== Given records

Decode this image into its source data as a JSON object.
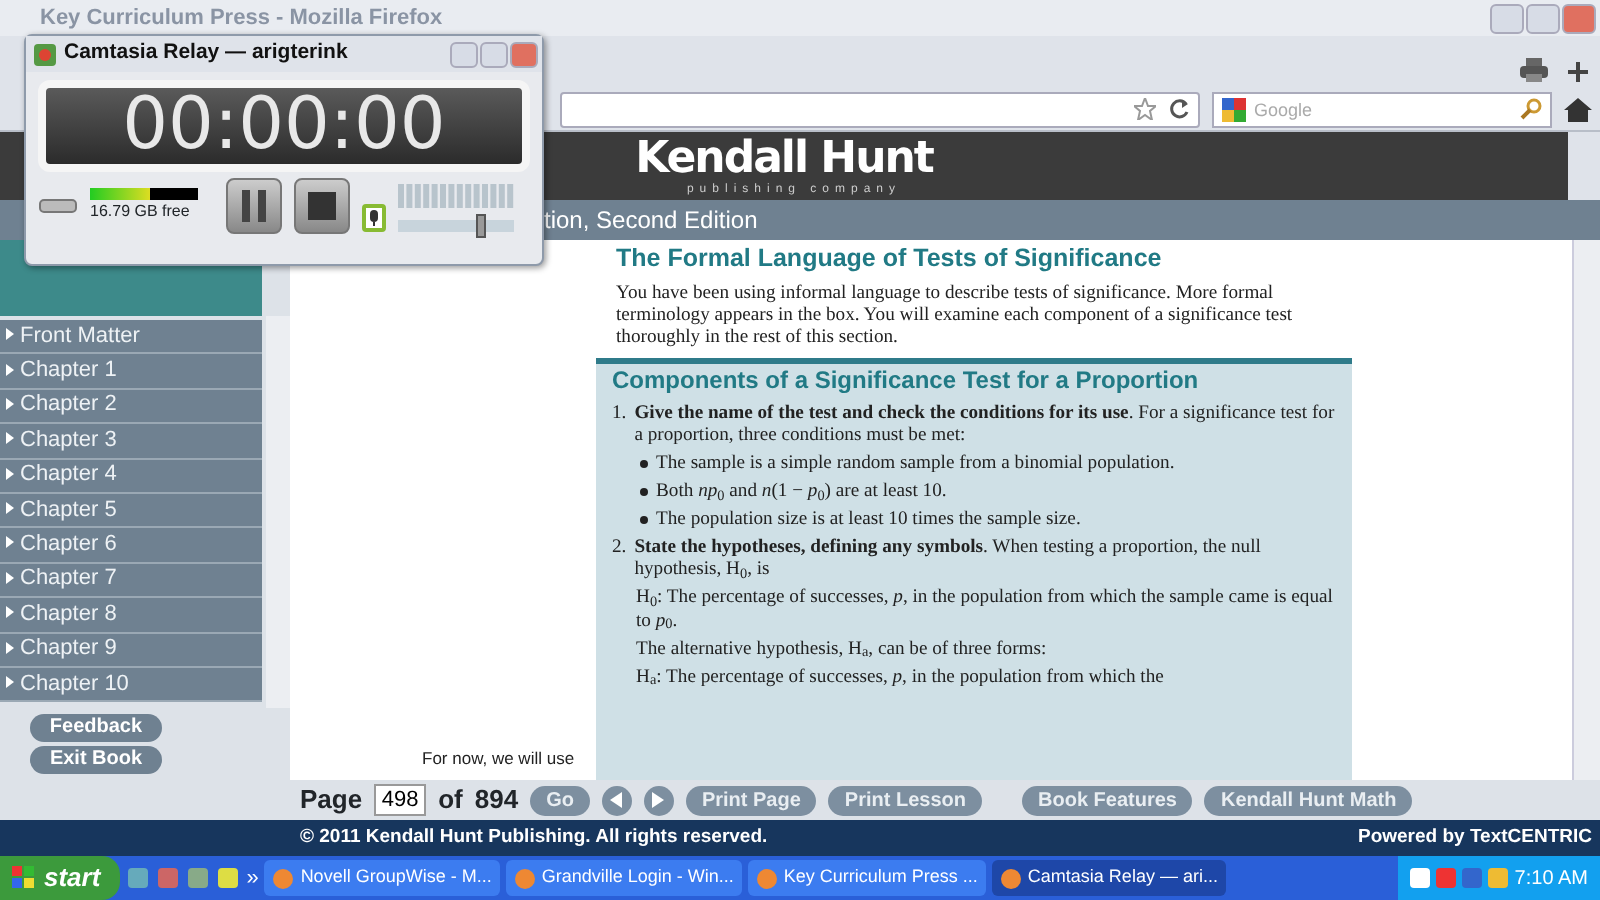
{
  "browser": {
    "title": "Key Curriculum Press - Mozilla Firefox",
    "search": {
      "placeholder": "Google"
    }
  },
  "recorder": {
    "title": "Camtasia Relay — arigterink",
    "timer": "00:00:00",
    "disk": {
      "level": 0.55,
      "free": "16.79 GB free"
    },
    "volume": {
      "level": 0.72
    },
    "mic_on": true
  },
  "site": {
    "logo": "Kendall Hunt",
    "tagline": "publishing company",
    "band_text": "tion, Second Edition",
    "sidebar": {
      "items": [
        {
          "label": "Front Matter"
        },
        {
          "label": "Chapter 1"
        },
        {
          "label": "Chapter 2"
        },
        {
          "label": "Chapter 3"
        },
        {
          "label": "Chapter 4"
        },
        {
          "label": "Chapter 5"
        },
        {
          "label": "Chapter 6"
        },
        {
          "label": "Chapter 7"
        },
        {
          "label": "Chapter 8"
        },
        {
          "label": "Chapter 9"
        },
        {
          "label": "Chapter 10"
        }
      ],
      "buttons": [
        "Feedback",
        "Exit Book"
      ]
    },
    "side_note": "For now, we will use",
    "heading": "The Formal Language of Tests of Significance",
    "intro": "You have been using informal language to describe tests of significance. More formal terminology appears in the box. You will examine each component of a significance test thoroughly in the rest of this section.",
    "box": {
      "title": "Components of a Significance Test for a Proportion",
      "items": [
        {
          "kind": "numbered",
          "number": "1.",
          "text": "**Give the name of the test and check the conditions for its use**. For a significance test for a proportion, three conditions must be met:"
        },
        {
          "kind": "bullet",
          "text": "The sample is a simple random sample from a binomial population."
        },
        {
          "kind": "bullet",
          "text": "Both *np*$_{0}$ and *n*(1 − *p*$_{0}$) are at least 10."
        },
        {
          "kind": "bullet",
          "text": "The population size is at least 10 times the sample size."
        },
        {
          "kind": "numbered",
          "number": "2.",
          "text": "**State the hypotheses, defining any symbols**. When testing a proportion, the null hypothesis, H$_{0}$, is"
        },
        {
          "kind": "hypothesis",
          "text": "H$_{0}$: The percentage of successes, *p*, in the population from which the sample came is equal to *p*$_{0}$."
        },
        {
          "kind": "plain",
          "text": "The alternative hypothesis, H$_{a}$, can be of three forms:"
        },
        {
          "kind": "hypothesis",
          "text": "H$_{a}$: The percentage of successes, *p*, in the population from which the"
        }
      ]
    },
    "pager": {
      "label": "Page",
      "page": "498",
      "of": "of",
      "total": "894",
      "go": "Go",
      "buttons": [
        "Print Page",
        "Print Lesson",
        "Book Features",
        "Kendall Hunt Math"
      ]
    },
    "footer": {
      "copyright": "© 2011 Kendall Hunt Publishing. All rights reserved.",
      "powered": "Powered by TextCENTRIC"
    }
  },
  "taskbar": {
    "start": "start",
    "more": "»",
    "tasks": [
      {
        "label": "Novell GroupWise - M...",
        "selected": false
      },
      {
        "label": "Grandville Login - Win...",
        "selected": false
      },
      {
        "label": "Key Curriculum Press ...",
        "selected": false
      },
      {
        "label": "Camtasia Relay — ari...",
        "selected": true
      }
    ],
    "clock": "7:10 AM"
  }
}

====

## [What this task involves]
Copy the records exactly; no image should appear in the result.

## [Answer to the exercise]
Decode this image into its source data as a JSON object.
{
  "browser": {
    "title": "Key Curriculum Press - Mozilla Firefox",
    "search": {
      "placeholder": "Google"
    }
  },
  "recorder": {
    "title": "Camtasia Relay — arigterink",
    "timer": "00:00:00",
    "disk": {
      "level": 0.55,
      "free": "16.79 GB free"
    },
    "volume": {
      "level": 0.72
    },
    "mic_on": true
  },
  "site": {
    "logo": "Kendall Hunt",
    "tagline": "publishing company",
    "band_text": "tion, Second Edition",
    "sidebar": {
      "items": [
        {
          "label": "Front Matter"
        },
        {
          "label": "Chapter 1"
        },
        {
          "label": "Chapter 2"
        },
        {
          "label": "Chapter 3"
        },
        {
          "label": "Chapter 4"
        },
        {
          "label": "Chapter 5"
        },
        {
          "label": "Chapter 6"
        },
        {
          "label": "Chapter 7"
        },
        {
          "label": "Chapter 8"
        },
        {
          "label": "Chapter 9"
        },
        {
          "label": "Chapter 10"
        }
      ],
      "buttons": [
        "Feedback",
        "Exit Book"
      ]
    },
    "side_note": "For now, we will use",
    "heading": "The Formal Language of Tests of Significance",
    "intro": "You have been using informal language to describe tests of significance. More formal terminology appears in the box. You will examine each component of a significance test thoroughly in the rest of this section.",
    "box": {
      "title": "Components of a Significance Test for a Proportion",
      "items": [
        {
          "kind": "numbered",
          "number": "1.",
          "text": "**Give the name of the test and check the conditions for its use**. For a significance test for a proportion, three conditions must be met:"
        },
        {
          "kind": "bullet",
          "text": "The sample is a simple random sample from a binomial population."
        },
        {
          "kind": "bullet",
          "text": "Both *np*$_{0}$ and *n*(1 − *p*$_{0}$) are at least 10."
        },
        {
          "kind": "bullet",
          "text": "The population size is at least 10 times the sample size."
        },
        {
          "kind": "numbered",
          "number": "2.",
          "text": "**State the hypotheses, defining any symbols**. When testing a proportion, the null hypothesis, H$_{0}$, is"
        },
        {
          "kind": "hypothesis",
          "text": "H$_{0}$: The percentage of successes, *p*, in the population from which the sample came is equal to *p*$_{0}$."
        },
        {
          "kind": "plain",
          "text": "The alternative hypothesis, H$_{a}$, can be of three forms:"
        },
        {
          "kind": "hypothesis",
          "text": "H$_{a}$: The percentage of successes, *p*, in the population from which the"
        }
      ]
    },
    "pager": {
      "label": "Page",
      "page": "498",
      "of": "of",
      "total": "894",
      "go": "Go",
      "buttons": [
        "Print Page",
        "Print Lesson",
        "Book Features",
        "Kendall Hunt Math"
      ]
    },
    "footer": {
      "copyright": "© 2011 Kendall Hunt Publishing. All rights reserved.",
      "powered": "Powered by TextCENTRIC"
    }
  },
  "taskbar": {
    "start": "start",
    "more": "»",
    "tasks": [
      {
        "label": "Novell GroupWise - M...",
        "selected": false
      },
      {
        "label": "Grandville Login - Win...",
        "selected": false
      },
      {
        "label": "Key Curriculum Press ...",
        "selected": false
      },
      {
        "label": "Camtasia Relay — ari...",
        "selected": true
      }
    ],
    "clock": "7:10 AM"
  }
}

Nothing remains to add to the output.